## [Prompt]
Pull each line containing "window" from the data.

## [Supplied material]

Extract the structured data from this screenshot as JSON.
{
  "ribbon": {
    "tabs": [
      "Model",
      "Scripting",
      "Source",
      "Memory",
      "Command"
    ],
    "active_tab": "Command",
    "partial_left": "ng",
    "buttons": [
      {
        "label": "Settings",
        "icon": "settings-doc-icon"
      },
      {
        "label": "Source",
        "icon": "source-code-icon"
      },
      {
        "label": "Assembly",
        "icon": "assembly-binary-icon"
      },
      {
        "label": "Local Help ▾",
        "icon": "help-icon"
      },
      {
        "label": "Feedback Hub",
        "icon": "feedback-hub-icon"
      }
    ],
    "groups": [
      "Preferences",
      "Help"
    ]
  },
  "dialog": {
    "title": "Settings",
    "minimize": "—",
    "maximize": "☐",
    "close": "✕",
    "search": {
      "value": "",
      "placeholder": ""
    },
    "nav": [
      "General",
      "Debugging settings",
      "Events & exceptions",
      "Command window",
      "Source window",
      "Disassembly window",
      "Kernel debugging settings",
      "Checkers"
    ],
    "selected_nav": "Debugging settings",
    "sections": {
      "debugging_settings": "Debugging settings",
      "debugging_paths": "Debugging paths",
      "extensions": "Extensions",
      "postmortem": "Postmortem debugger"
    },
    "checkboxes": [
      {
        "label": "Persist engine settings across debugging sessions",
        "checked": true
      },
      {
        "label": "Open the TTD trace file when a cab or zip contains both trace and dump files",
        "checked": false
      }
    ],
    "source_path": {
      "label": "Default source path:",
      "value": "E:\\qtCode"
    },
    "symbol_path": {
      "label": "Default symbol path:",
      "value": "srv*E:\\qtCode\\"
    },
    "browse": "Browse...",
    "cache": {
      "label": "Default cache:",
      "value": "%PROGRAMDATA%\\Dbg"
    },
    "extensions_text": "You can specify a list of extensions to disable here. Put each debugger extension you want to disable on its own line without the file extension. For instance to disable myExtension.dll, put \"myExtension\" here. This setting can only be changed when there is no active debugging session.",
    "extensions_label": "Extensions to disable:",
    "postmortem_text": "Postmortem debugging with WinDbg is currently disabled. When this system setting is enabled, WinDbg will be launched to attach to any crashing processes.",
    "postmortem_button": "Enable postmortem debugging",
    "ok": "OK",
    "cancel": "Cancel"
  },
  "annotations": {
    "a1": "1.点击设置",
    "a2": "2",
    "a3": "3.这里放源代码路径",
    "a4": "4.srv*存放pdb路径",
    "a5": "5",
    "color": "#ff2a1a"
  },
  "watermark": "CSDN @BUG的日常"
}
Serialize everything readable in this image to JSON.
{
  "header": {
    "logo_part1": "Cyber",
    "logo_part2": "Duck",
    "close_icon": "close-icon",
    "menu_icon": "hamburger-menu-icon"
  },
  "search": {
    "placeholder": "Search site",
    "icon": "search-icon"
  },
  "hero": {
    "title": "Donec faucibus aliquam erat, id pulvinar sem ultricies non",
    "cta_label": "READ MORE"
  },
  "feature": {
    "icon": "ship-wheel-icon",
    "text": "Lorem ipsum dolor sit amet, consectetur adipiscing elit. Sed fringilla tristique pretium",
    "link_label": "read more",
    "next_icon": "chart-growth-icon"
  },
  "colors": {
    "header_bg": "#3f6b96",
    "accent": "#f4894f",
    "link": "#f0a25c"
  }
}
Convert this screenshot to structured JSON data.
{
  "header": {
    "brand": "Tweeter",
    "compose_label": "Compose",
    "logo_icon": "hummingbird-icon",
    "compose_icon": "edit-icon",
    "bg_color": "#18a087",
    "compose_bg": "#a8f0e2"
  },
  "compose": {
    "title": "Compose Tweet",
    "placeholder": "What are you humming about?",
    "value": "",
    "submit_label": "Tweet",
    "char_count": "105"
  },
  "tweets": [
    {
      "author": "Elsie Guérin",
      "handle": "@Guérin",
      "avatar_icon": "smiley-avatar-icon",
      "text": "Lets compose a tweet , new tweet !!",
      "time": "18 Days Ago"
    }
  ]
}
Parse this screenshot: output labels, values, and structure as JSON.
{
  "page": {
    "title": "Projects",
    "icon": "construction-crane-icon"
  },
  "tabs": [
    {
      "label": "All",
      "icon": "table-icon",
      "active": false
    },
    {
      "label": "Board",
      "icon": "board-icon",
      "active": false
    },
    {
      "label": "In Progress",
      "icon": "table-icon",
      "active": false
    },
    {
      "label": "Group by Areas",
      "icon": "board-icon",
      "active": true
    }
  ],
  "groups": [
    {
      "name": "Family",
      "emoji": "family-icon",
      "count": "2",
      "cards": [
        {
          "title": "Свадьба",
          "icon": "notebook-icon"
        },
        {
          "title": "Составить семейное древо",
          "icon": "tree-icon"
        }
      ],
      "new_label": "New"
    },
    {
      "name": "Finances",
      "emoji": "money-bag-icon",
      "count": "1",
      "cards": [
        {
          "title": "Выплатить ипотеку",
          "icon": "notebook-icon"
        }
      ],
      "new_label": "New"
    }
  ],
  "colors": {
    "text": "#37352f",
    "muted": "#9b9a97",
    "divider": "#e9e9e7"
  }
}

## [Answer box]
      "Command window",
      "Source window",
      "Disassembly window",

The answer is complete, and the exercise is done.